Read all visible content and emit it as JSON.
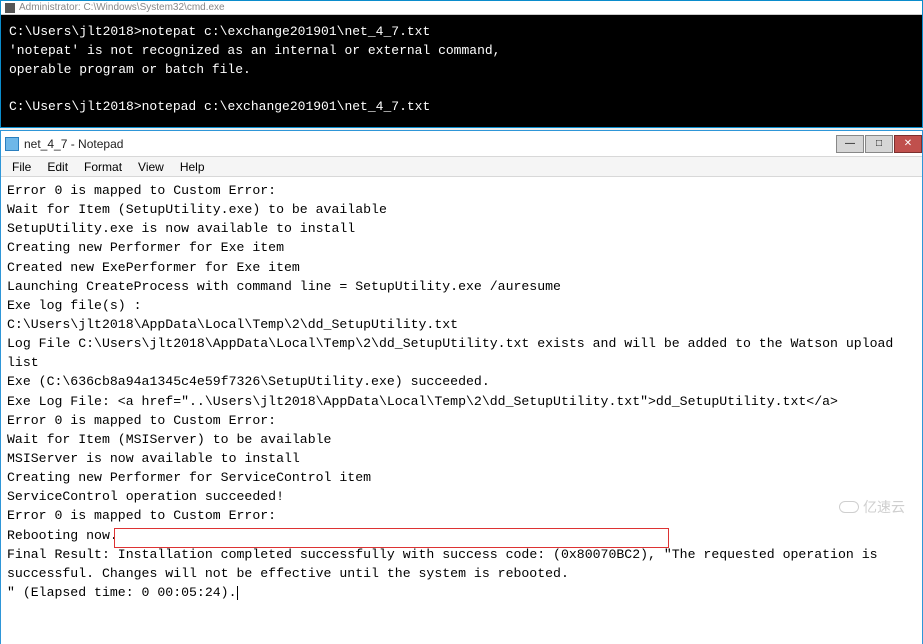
{
  "cmd": {
    "title": "Administrator: C:\\Windows\\System32\\cmd.exe",
    "line1_prompt": "C:\\Users\\jlt2018>",
    "line1_cmd": "notepat c:\\exchange201901\\net_4_7.txt",
    "err1": "'notepat' is not recognized as an internal or external command,",
    "err2": "operable program or batch file.",
    "line2_prompt": "C:\\Users\\jlt2018>",
    "line2_cmd": "notepad c:\\exchange201901\\net_4_7.txt"
  },
  "notepad": {
    "title": "net_4_7 - Notepad",
    "menu": {
      "file": "File",
      "edit": "Edit",
      "format": "Format",
      "view": "View",
      "help": "Help"
    },
    "lines": {
      "l1": "Error 0 is mapped to Custom Error:",
      "l2": "Wait for Item (SetupUtility.exe) to be available",
      "l3": "SetupUtility.exe is now available to install",
      "l4": "Creating new Performer for Exe item",
      "l5": "Created new ExePerformer for Exe item",
      "l6": "Launching CreateProcess with command line = SetupUtility.exe /auresume",
      "l7": "Exe log file(s) :",
      "l8": "C:\\Users\\jlt2018\\AppData\\Local\\Temp\\2\\dd_SetupUtility.txt",
      "l9": "Log File C:\\Users\\jlt2018\\AppData\\Local\\Temp\\2\\dd_SetupUtility.txt exists and will be added to the Watson upload list",
      "l10": "Exe (C:\\636cb8a94a1345c4e59f7326\\SetupUtility.exe) succeeded.",
      "l11": "Exe Log File: <a href=\"..\\Users\\jlt2018\\AppData\\Local\\Temp\\2\\dd_SetupUtility.txt\">dd_SetupUtility.txt</a>",
      "l12": "Error 0 is mapped to Custom Error:",
      "l13": "Wait for Item (MSIServer) to be available",
      "l14": "MSIServer is now available to install",
      "l15": "Creating new Performer for ServiceControl item",
      "l16": "ServiceControl operation succeeded!",
      "l17": "Error 0 is mapped to Custom Error:",
      "l18": "Rebooting now.",
      "l19a": "Final Result: ",
      "l19b": "Installation completed successfully with success code: (0x80070BC2), ",
      "l19c": "\"The requested operation is successful. Changes will not be effective until the system is rebooted.",
      "l20": "\" (Elapsed time: 0 00:05:24)."
    }
  },
  "watermark": "亿速云"
}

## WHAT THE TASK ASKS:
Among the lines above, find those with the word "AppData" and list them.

## SOLUTION TO THE EXERCISE:
      "l8": "C:\\Users\\jlt2018\\AppData\\Local\\Temp\\2\\dd_SetupUtility.txt",
      "l9": "Log File C:\\Users\\jlt2018\\AppData\\Local\\Temp\\2\\dd_SetupUtility.txt exists and will be added to the Watson upload list",
      "l11": "Exe Log File: <a href=\"..\\Users\\jlt2018\\AppData\\Local\\Temp\\2\\dd_SetupUtility.txt\">dd_SetupUtility.txt</a>",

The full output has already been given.